Not a day seems to pass without new sexual misconduct allegations coming to light. Even as I write this, my Twitter feed is filled with posts that yet another high profile male figure has been accused of inappropriate behavior with a woman.
As issues of exploitation of women continue to come to the forefront in the workplace, politics, Hollywood and beyond, it’s disheartening not only for women but for our male colleagues as well.
Yet sadly, it’s not surprising.
I feel this frustration, especially as a female leader in the recruitment and technology space, two industries that have long been male-dominated. I’ve certainly heard my fair share of inappropriate comments, and have a game plan when I attend conferences and other events.
While I hate needing a strategy for this, I ask myself the same questions beforehand: Who’s going, what will be involved, how late does it go, and will I be safe? And while I’m fortunate that my experiences haven’t entered deep into #MeToo territory, there are so many others who can’t say the same.
An October survey of more than 900 adults conducted by The Wall Street Journal and NBC News, revealed that sexual harassment remains prevalent at more than two-thirds of American companies. Even more startling is that nearly half, yes half, of women said they’ve been the object of an unwelcome sexual advance or harassment.
Despite our anger and frustration, I’m hopeful that as the stream of #MeToo stories continues, the impetus to make real change will stick and, as things hit closer to home, we won’t become numb or take a step backward in fear to avoid each other.
All of this is especially true for us Talent Management and Talent Acquisition professionals. In our people-focused industry, we especially have an obligation to take the steps needed to break the chain and discourage this behavior.
As we face this watershed moment, we need to confront these challenges head on from several different angles.
Recruiters: This is on us, too
Dana Shaw-Arimoto, founder of consulting and advisory firm Phoenix5 LLC, agrees that it’s the recruiters’ “responsibility to ensure that they are putting people into environments in which they will feel safe, valued and able to thrive,” and that they need to thoroughly vet clients before making a placement.
After that initial assessment, it’s even more crucial is to stay in touch.
#MeToo means we move forward, not back

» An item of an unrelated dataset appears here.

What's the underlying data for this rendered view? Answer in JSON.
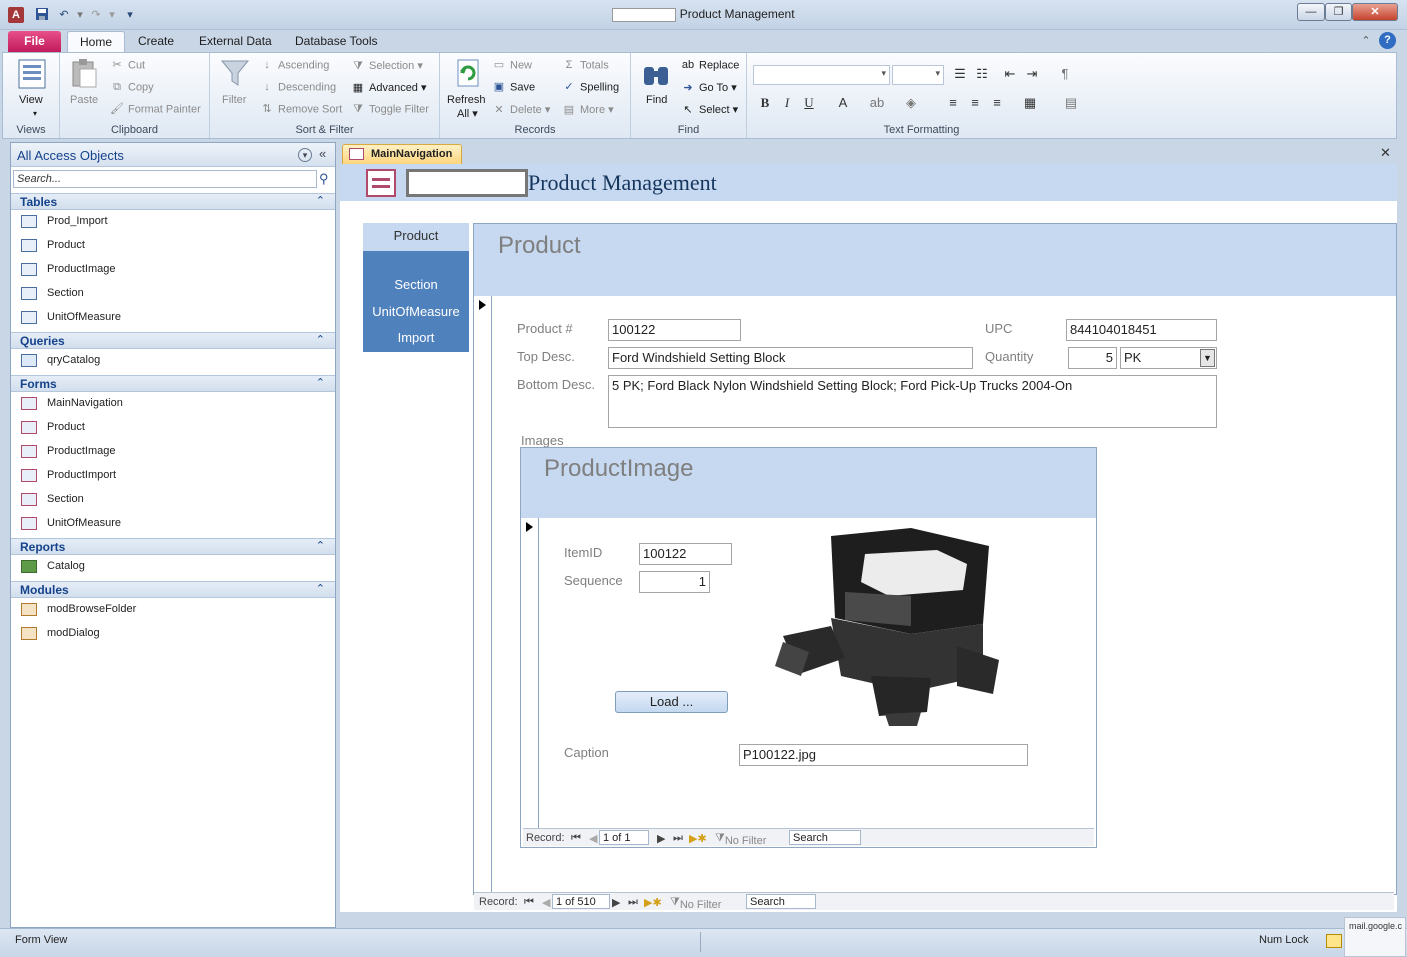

As more stories come forward, and we know they will, you need to avoid the fatigue that may come with the constant flood of news. Move forward in a mutually respectful and professional environment by encouraging women (and men) to continue to assert themselves, speak up in all situations and demand equality.
At the same time, men (or anyone in the shoes of the offender) need to be honest with themselves about what’s appropriate. This doesn’t mean avoiding women altogether for fear of being the next accused — that won’t get anyone, anywhere — especially as our workforce becomes more diverse.
Shaw-Arimoto recommends a simple strategy to keep yourself in check by asking this:
Would I treat a family member the way I’m treating a client, prospect, partner, internal colleague, etc.? If the answer is an emphatic ‘NO,’ think again about your own behavior.”
3 simple actions you can take — right now
While it seems overwhelming when you look at sexual misconduct and harassment issues as a whole, there are plenty of actions that recruiting professionals can take right now to ensure that all the talk leads to real change:
- See it, say it — If you see something happening that shouldn’t be, speak up. Protect people around you, including those you place on assignment. Adds Shaw-Arimoto, “NEVER look the other way, if you know the environment or hiring manager are toxic, you have a moral compass and need to use it!”
- Encourage clients to leverage new strategies — The recent spate of allegations has opened a new set of options when it comes to sexual misconduct prevention, awareness training and response. As many policies and procedures are outdated, recommend your clients and partners take advantage of, as Shaw-Arimoto says, “anti-sexual-harassment training and hands-on situational role-playing, that actually teach people how to handle various situations, not just how to identify them.” We’re also seeing companies leverage new technology to address the issues at hand. The women’s communication platform, Mogul, recently launched Safety@Work, a new tool that lets employees anonymously report incidents of sexual harassment and sexual assault to multiple HR leaders and stakeholders at one time. Navex Global also offers an app that provides a confidential communication channel for reporting misconduct.
- Be upfront – When working with new clients, ask them what programs they currently have in place to combat potentially hostile environments — and don’t leave any stone unturned. Rhona Driggs, President of Volt Consulting Group, recommends recruiters “ask for copies of harassment policies, and gain an in-depth understanding of the exact training provided.” Other strategies include checking Glassdoor posts to see if there’s been any issues, or performing a Google search to see if lawsuits have been filed against the company.
Let’s face it — equality isn’t just about equal rights for women, it spans race and sexual orientation as well. This kind of behavior has been tolerated for years and years, so let’s make sure it’s an issue that future generations will never have to deal with again.
As recruiters we’re in a unique position to make change. Let’s seize it — now!